(Collection entries)

◆ ◆ ◆ ◆ ◆

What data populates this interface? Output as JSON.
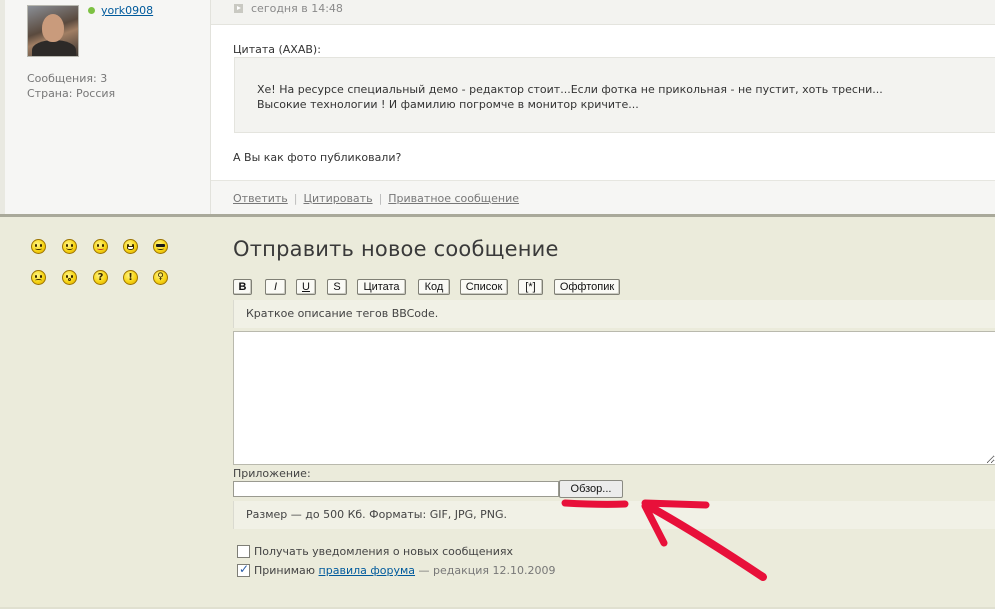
{
  "post": {
    "author": {
      "username": "york0908",
      "messages": "Сообщения: 3",
      "country": "Страна: Россия"
    },
    "date": "сегодня в 14:48",
    "quote_label": "Цитата (AXAB):",
    "quote_lines": [
      "Хе! На ресурсе специальный демо - редактор стоит...Если фотка не прикольная - не пустит, хоть тресни...",
      "Высокие технологии ! И фамилию погромче в монитор кричите..."
    ],
    "message": "А Вы как фото публиковали?",
    "actions": {
      "reply": "Ответить",
      "quote": "Цитировать",
      "private": "Приватное сообщение",
      "separator": "|"
    }
  },
  "smilies": [
    "smile-icon",
    "happy-icon",
    "tongue-icon",
    "grin-icon",
    "cool-icon",
    "sad-icon",
    "surprised-icon",
    "question-icon",
    "exclamation-icon",
    "idea-icon"
  ],
  "reply_form": {
    "title": "Отправить новое сообщение",
    "toolbar": {
      "bold": "B",
      "italic": "I",
      "underline": "U",
      "strike": "S",
      "quote": "Цитата",
      "code": "Код",
      "list": "Список",
      "list_item": "[*]",
      "offtopic": "Оффтопик"
    },
    "bbcode_hint": "Краткое описание тегов BBCode.",
    "message_value": "",
    "attachment_label": "Приложение:",
    "attachment_value": "",
    "browse_button": "Обзор...",
    "size_hint": "Размер — до 500 Кб. Форматы: GIF, JPG, PNG.",
    "notify": {
      "label": "Получать уведомления о новых сообщениях",
      "checked": false
    },
    "rules": {
      "prefix": "Принимаю ",
      "link": "правила форума",
      "suffix": " — редакция 12.10.2009",
      "checked": true
    }
  },
  "colors": {
    "annotation_red": "#e8103a",
    "link_blue": "#005a9c",
    "form_background": "#ebebdb",
    "online_green": "#7dc142"
  }
}
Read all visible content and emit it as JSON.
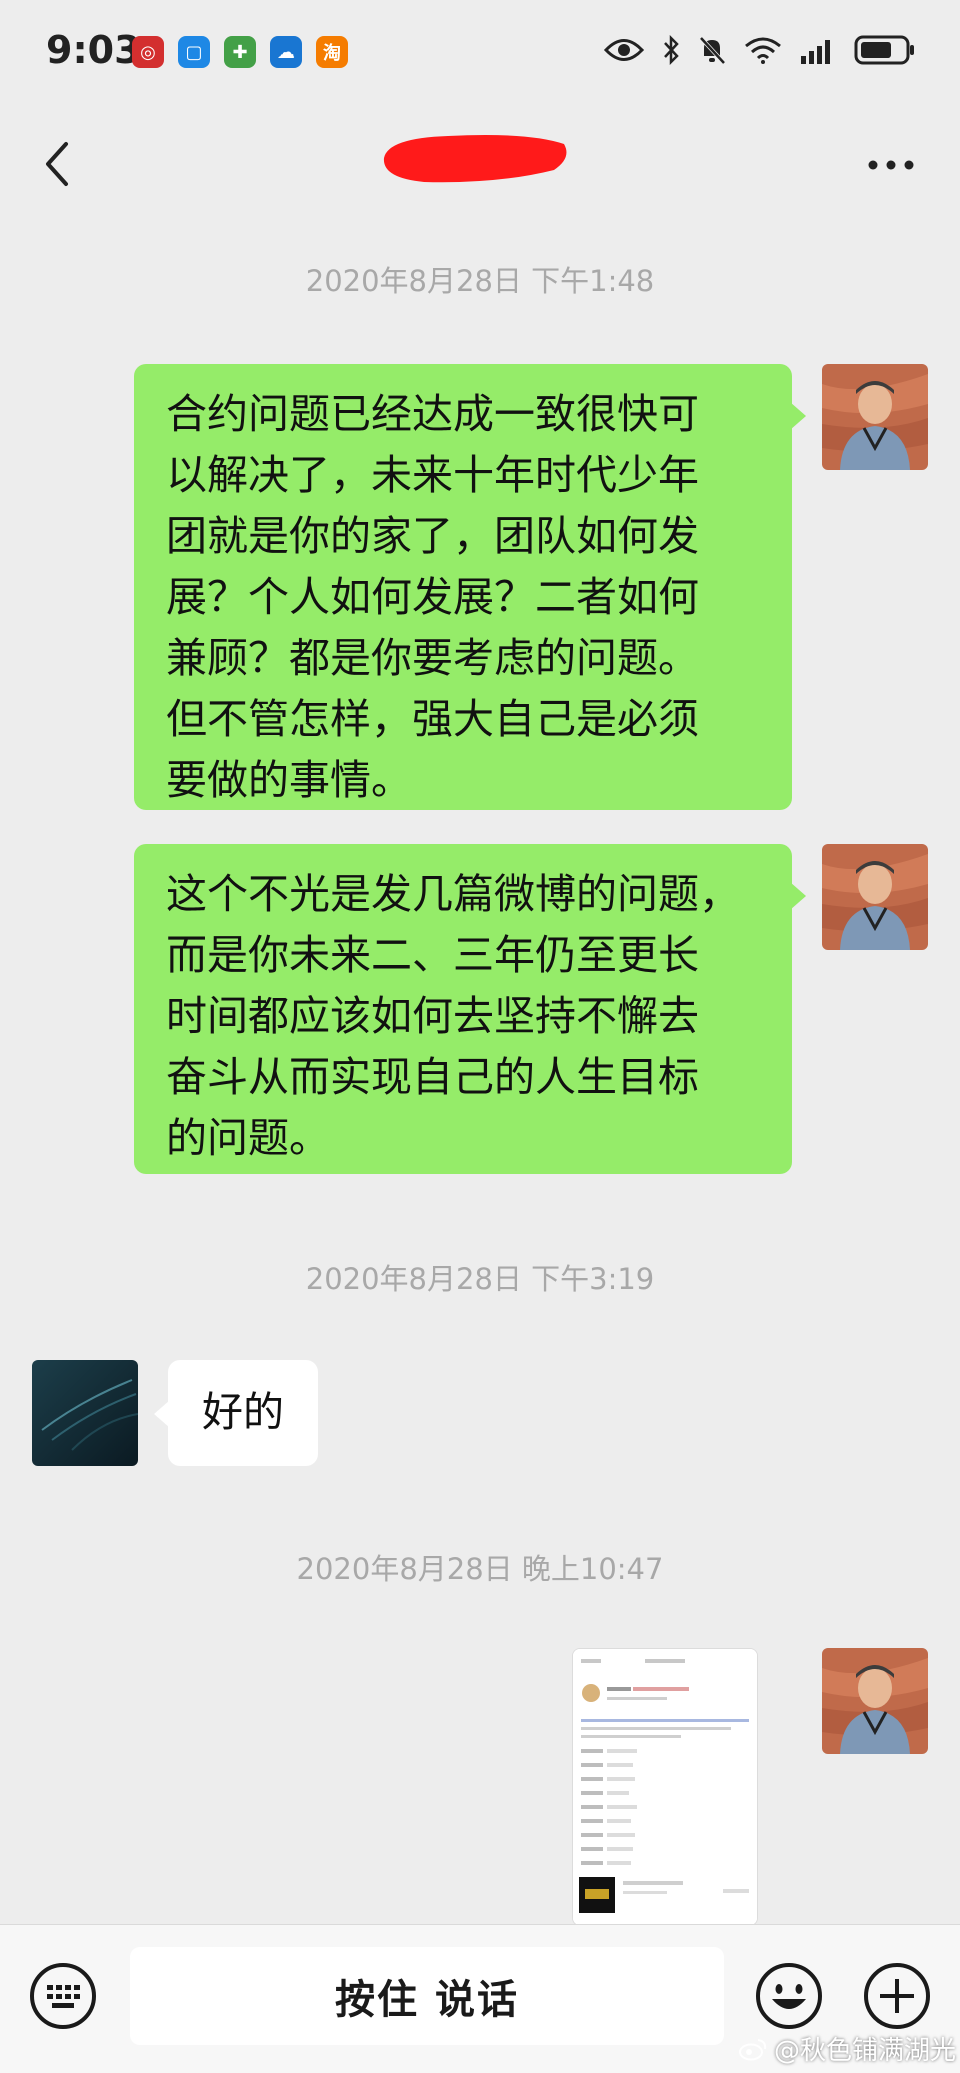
{
  "status_bar": {
    "time": "9:03",
    "app_icons": [
      "bank-app-icon",
      "message-app-icon",
      "health-app-icon",
      "cloud-app-icon",
      "taobao-app-icon"
    ],
    "right_icons": [
      "eye-icon",
      "bluetooth-icon",
      "mute-icon",
      "wifi-icon",
      "signal-icon",
      "battery-icon"
    ]
  },
  "nav": {
    "back_icon": "chevron-left-icon",
    "more_icon": "more-dots-icon"
  },
  "chat": {
    "timestamps": [
      "2020年8月28日 下午1:48",
      "2020年8月28日 下午3:19",
      "2020年8月28日 晚上10:47"
    ],
    "messages": [
      {
        "side": "out",
        "lines": [
          "合约问题已经达成一致很快可",
          "以解决了，未来十年时代少年",
          "团就是你的家了，团队如何发",
          "展？个人如何发展？二者如何",
          "兼顾？都是你要考虑的问题。",
          "但不管怎样，强大自己是必须",
          "要做的事情。"
        ]
      },
      {
        "side": "out",
        "lines": [
          "这个不光是发几篇微博的问题，",
          "而是你未来二、三年仍至更长",
          "时间都应该如何去坚持不懈去",
          "奋斗从而实现自己的人生目标",
          "的问题。"
        ]
      },
      {
        "side": "in",
        "text": "好的"
      },
      {
        "side": "out",
        "type": "image"
      }
    ]
  },
  "input_bar": {
    "voice_label": "按住 说话",
    "keyboard_icon": "keyboard-icon",
    "emoji_icon": "emoji-icon",
    "plus_icon": "plus-icon"
  },
  "watermark": {
    "text": "@秋色铺满湖光"
  },
  "colors": {
    "background": "#ededed",
    "outgoing_bubble": "#95ec69",
    "incoming_bubble": "#ffffff",
    "timestamp": "#a8a8a8",
    "redaction": "#ff1a1a"
  }
}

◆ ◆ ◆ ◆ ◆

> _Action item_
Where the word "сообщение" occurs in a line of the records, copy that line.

> _Task response_
      "private": "Приватное сообщение",
    "title": "Отправить новое сообщение",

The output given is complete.